Editorial Midwifery 2014

Editorial Midwifery 2014

The second addition is an editorial in the international journal Midwifery published by Elsevier.  Together with HSC Visiting Faculty Prof. Debra Bick we address the question: ‘Who should be an author on your academic paper?’   Still too often we hear about worrying stories from fellow academic s and postgraduate students about inappropriate behaviour related to authorship of academic journal papers.  The Midwifery Editorial advises academics to discuss authorship and authorship order early on in the writing process.  At the same time, it highlights that authorship ‘rules’ or ‘traditions’ can vary between different academic disciplines.  Thus when working in a multidisciplinary team, issues of authorship of any papers which arise out of the study should be discussed before problems or concerns arise.

 

We would like to take this opportunity point our readers to another interesting and useful BU Research Blog written by Shelly Maskell under the title: ‘How to design a completely uninformative title’ (7th Feb. 2014).

 

Prof. Edwin van Teijlingen & Prof. Vanora Hundley

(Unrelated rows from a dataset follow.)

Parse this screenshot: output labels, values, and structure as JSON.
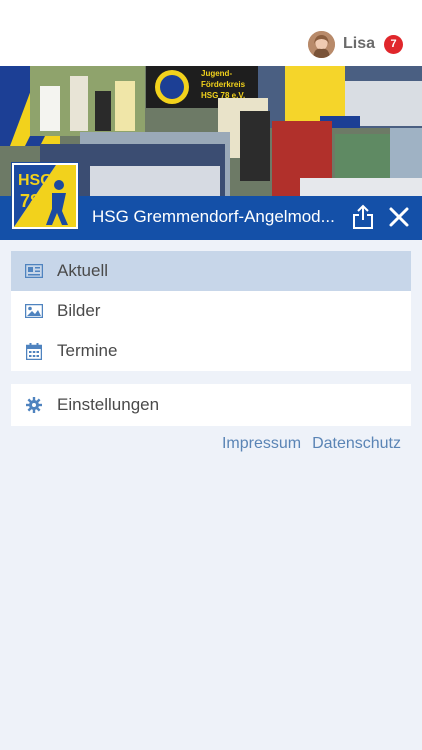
{
  "user": {
    "name": "Lisa",
    "notification_count": "7"
  },
  "club": {
    "title": "HSG Gremmendorf-Angelmod...",
    "logo_text": "HSG 78"
  },
  "banner": {
    "sign_text": [
      "Jugend-",
      "Förderkreis",
      "HSG 78 e.V."
    ]
  },
  "menu": {
    "primary": [
      {
        "label": "Aktuell",
        "icon": "newspaper-icon",
        "active": true
      },
      {
        "label": "Bilder",
        "icon": "image-icon",
        "active": false
      },
      {
        "label": "Termine",
        "icon": "calendar-icon",
        "active": false
      }
    ],
    "secondary": [
      {
        "label": "Einstellungen",
        "icon": "gear-icon",
        "active": false
      }
    ]
  },
  "footer_links": {
    "impressum": "Impressum",
    "datenschutz": "Datenschutz"
  },
  "colors": {
    "primary_blue": "#1450a8",
    "active_item": "#c7d6e9",
    "icon_blue": "#4f83bf",
    "link": "#5a84b5",
    "badge": "#e0262b",
    "background": "#eef2f9"
  }
}
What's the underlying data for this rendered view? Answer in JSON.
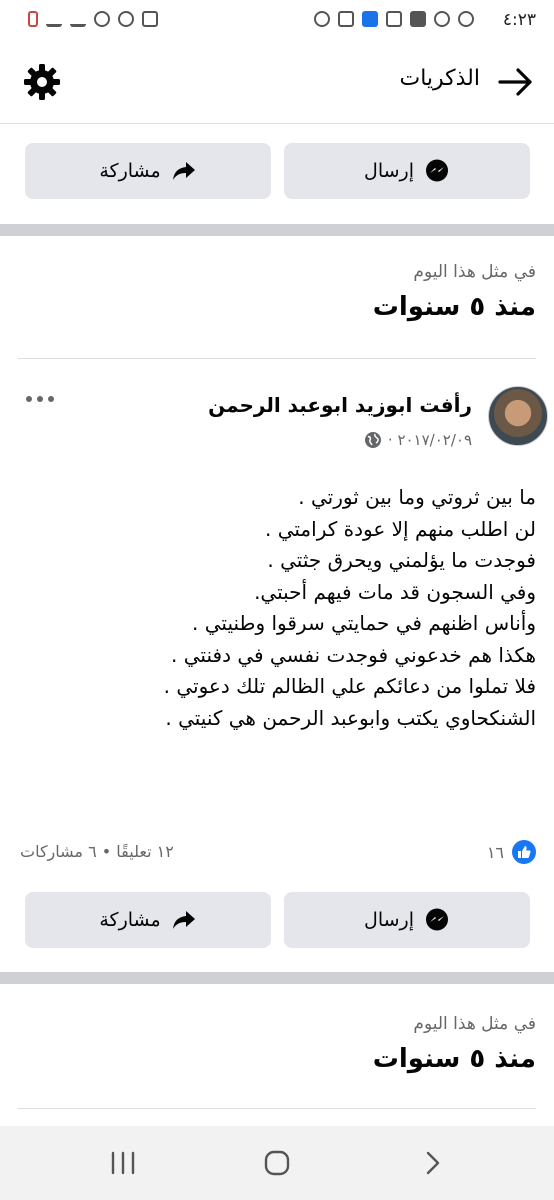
{
  "status_bar": {
    "time": "٤:٢٣",
    "icons": [
      "whatsapp-icon",
      "sync-icon",
      "mm-icon",
      "app-icon",
      "download-icon",
      "gallery-icon",
      "instagram-icon",
      "battery-icon",
      "signal-icon",
      "wifi-icon",
      "alarm-icon",
      "recycle-icon"
    ]
  },
  "header": {
    "title": "الذكريات"
  },
  "actions": {
    "send_label": "إرسال",
    "share_label": "مشاركة"
  },
  "memory": {
    "subtitle": "في مثل هذا اليوم",
    "title": "منذ ٥ سنوات"
  },
  "post": {
    "author": "رأفت ابوزيد ابوعبد الرحمن",
    "date": "٢٠١٧/٠٢/٠٩ ·",
    "lines": [
      "ما بين ثروتي وما بين ثورتي .",
      "لن اطلب منهم إلا عودة كرامتي .",
      "فوجدت ما يؤلمني ويحرق جثتي .",
      "وفي السجون قد مات فيهم أحبتي.",
      "وأناس اظنهم في حمايتي سرقوا وطنيتي .",
      "هكذا هم خدعوني فوجدت نفسي في دفنتي .",
      "فلا تملوا من دعائكم علي الظالم تلك دعوتي .",
      "الشنكحاوي يكتب وابوعبد الرحمن هي كنيتي ."
    ],
    "reaction_count": "١٦",
    "comments_shares": "١٢ تعليقًا • ٦ مشاركات"
  },
  "memory2": {
    "subtitle": "في مثل هذا اليوم",
    "title": "منذ ٥ سنوات"
  },
  "colors": {
    "accent": "#1877f2",
    "button_bg": "#e4e6eb",
    "separator": "#ced0d4",
    "secondary_text": "#65676b"
  }
}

Centre for Midwifery, Maternal & Perinatal Health, Bournemouth University

 

References:

  1. van Teijlingen, E., Ireland, J., Hundley, V., Simkhada, P., Sathian, B. (2014) Finding the right title for your article: Advice for academic authors, Nepal Journal of Epidemiology 4(1): 344-347.
  2. van Teijlingen, E., Hundley, V., Bick, D. (2014) Who should be an author on your academic paper? Midwifery 30: 385-386.